WORK REQUEST: Everything in the entries below should be restated exactly, except for the pictures.

MATERIALS PROVIDED:
§

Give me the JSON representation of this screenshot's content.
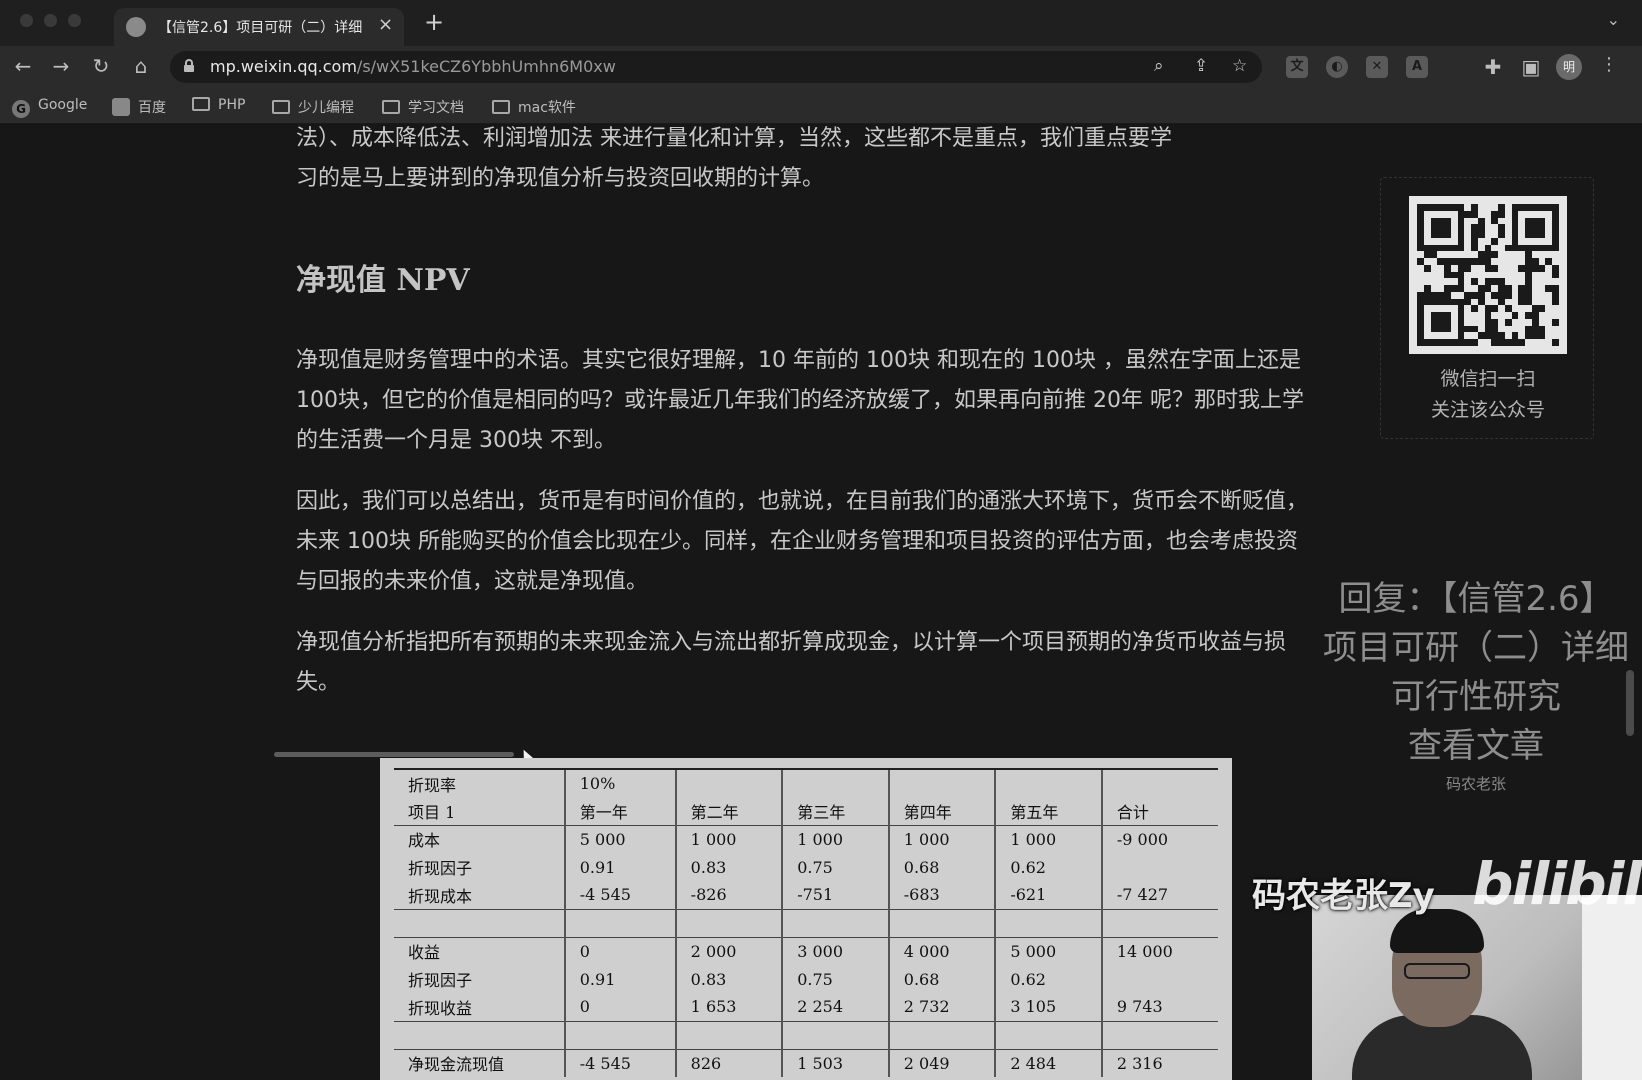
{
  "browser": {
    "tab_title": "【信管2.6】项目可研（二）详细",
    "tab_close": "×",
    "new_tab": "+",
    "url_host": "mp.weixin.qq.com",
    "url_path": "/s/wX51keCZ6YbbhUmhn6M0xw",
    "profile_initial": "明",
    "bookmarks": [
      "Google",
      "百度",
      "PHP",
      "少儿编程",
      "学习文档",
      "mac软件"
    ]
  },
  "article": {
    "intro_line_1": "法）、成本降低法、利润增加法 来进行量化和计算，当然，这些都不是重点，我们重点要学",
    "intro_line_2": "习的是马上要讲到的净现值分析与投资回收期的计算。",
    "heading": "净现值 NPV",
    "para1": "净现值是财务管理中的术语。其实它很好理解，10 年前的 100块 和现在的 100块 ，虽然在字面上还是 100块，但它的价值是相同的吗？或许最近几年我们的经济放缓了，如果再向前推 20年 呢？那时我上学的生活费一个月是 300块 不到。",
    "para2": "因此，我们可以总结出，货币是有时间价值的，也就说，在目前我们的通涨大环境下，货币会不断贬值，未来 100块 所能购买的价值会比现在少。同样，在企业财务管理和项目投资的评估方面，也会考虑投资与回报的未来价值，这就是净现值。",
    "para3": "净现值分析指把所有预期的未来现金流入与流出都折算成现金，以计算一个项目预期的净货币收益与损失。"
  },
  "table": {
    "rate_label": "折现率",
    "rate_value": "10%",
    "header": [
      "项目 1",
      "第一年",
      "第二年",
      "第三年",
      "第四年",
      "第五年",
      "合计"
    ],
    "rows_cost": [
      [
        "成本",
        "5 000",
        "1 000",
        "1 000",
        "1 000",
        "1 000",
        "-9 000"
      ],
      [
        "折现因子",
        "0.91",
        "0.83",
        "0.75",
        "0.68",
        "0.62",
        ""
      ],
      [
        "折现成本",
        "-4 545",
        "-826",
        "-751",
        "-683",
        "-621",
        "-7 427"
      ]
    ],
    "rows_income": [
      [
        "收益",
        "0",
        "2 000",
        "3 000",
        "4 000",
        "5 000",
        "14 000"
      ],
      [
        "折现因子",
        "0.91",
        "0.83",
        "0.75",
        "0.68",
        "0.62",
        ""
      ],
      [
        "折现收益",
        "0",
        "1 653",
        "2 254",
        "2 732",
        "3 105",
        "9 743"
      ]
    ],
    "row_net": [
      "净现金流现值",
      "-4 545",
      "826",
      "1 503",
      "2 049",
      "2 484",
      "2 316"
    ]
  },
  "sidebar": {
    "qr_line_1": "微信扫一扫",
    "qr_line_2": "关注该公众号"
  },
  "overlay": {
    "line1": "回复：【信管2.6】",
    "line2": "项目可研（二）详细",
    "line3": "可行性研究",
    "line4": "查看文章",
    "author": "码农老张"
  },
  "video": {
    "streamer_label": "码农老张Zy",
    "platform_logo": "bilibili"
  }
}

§

SOLUTION:
Give me the JSON representation of this screenshot's content.
{
  "browser": {
    "tab_title": "【信管2.6】项目可研（二）详细",
    "tab_close": "×",
    "new_tab": "+",
    "url_host": "mp.weixin.qq.com",
    "url_path": "/s/wX51keCZ6YbbhUmhn6M0xw",
    "profile_initial": "明",
    "bookmarks": [
      "Google",
      "百度",
      "PHP",
      "少儿编程",
      "学习文档",
      "mac软件"
    ]
  },
  "article": {
    "intro_line_1": "法）、成本降低法、利润增加法 来进行量化和计算，当然，这些都不是重点，我们重点要学",
    "intro_line_2": "习的是马上要讲到的净现值分析与投资回收期的计算。",
    "heading": "净现值 NPV",
    "para1": "净现值是财务管理中的术语。其实它很好理解，10 年前的 100块 和现在的 100块 ，虽然在字面上还是 100块，但它的价值是相同的吗？或许最近几年我们的经济放缓了，如果再向前推 20年 呢？那时我上学的生活费一个月是 300块 不到。",
    "para2": "因此，我们可以总结出，货币是有时间价值的，也就说，在目前我们的通涨大环境下，货币会不断贬值，未来 100块 所能购买的价值会比现在少。同样，在企业财务管理和项目投资的评估方面，也会考虑投资与回报的未来价值，这就是净现值。",
    "para3": "净现值分析指把所有预期的未来现金流入与流出都折算成现金，以计算一个项目预期的净货币收益与损失。"
  },
  "table": {
    "rate_label": "折现率",
    "rate_value": "10%",
    "header": [
      "项目 1",
      "第一年",
      "第二年",
      "第三年",
      "第四年",
      "第五年",
      "合计"
    ],
    "rows_cost": [
      [
        "成本",
        "5 000",
        "1 000",
        "1 000",
        "1 000",
        "1 000",
        "-9 000"
      ],
      [
        "折现因子",
        "0.91",
        "0.83",
        "0.75",
        "0.68",
        "0.62",
        ""
      ],
      [
        "折现成本",
        "-4 545",
        "-826",
        "-751",
        "-683",
        "-621",
        "-7 427"
      ]
    ],
    "rows_income": [
      [
        "收益",
        "0",
        "2 000",
        "3 000",
        "4 000",
        "5 000",
        "14 000"
      ],
      [
        "折现因子",
        "0.91",
        "0.83",
        "0.75",
        "0.68",
        "0.62",
        ""
      ],
      [
        "折现收益",
        "0",
        "1 653",
        "2 254",
        "2 732",
        "3 105",
        "9 743"
      ]
    ],
    "row_net": [
      "净现金流现值",
      "-4 545",
      "826",
      "1 503",
      "2 049",
      "2 484",
      "2 316"
    ]
  },
  "sidebar": {
    "qr_line_1": "微信扫一扫",
    "qr_line_2": "关注该公众号"
  },
  "overlay": {
    "line1": "回复：【信管2.6】",
    "line2": "项目可研（二）详细",
    "line3": "可行性研究",
    "line4": "查看文章",
    "author": "码农老张"
  },
  "video": {
    "streamer_label": "码农老张Zy",
    "platform_logo": "bilibili"
  }
}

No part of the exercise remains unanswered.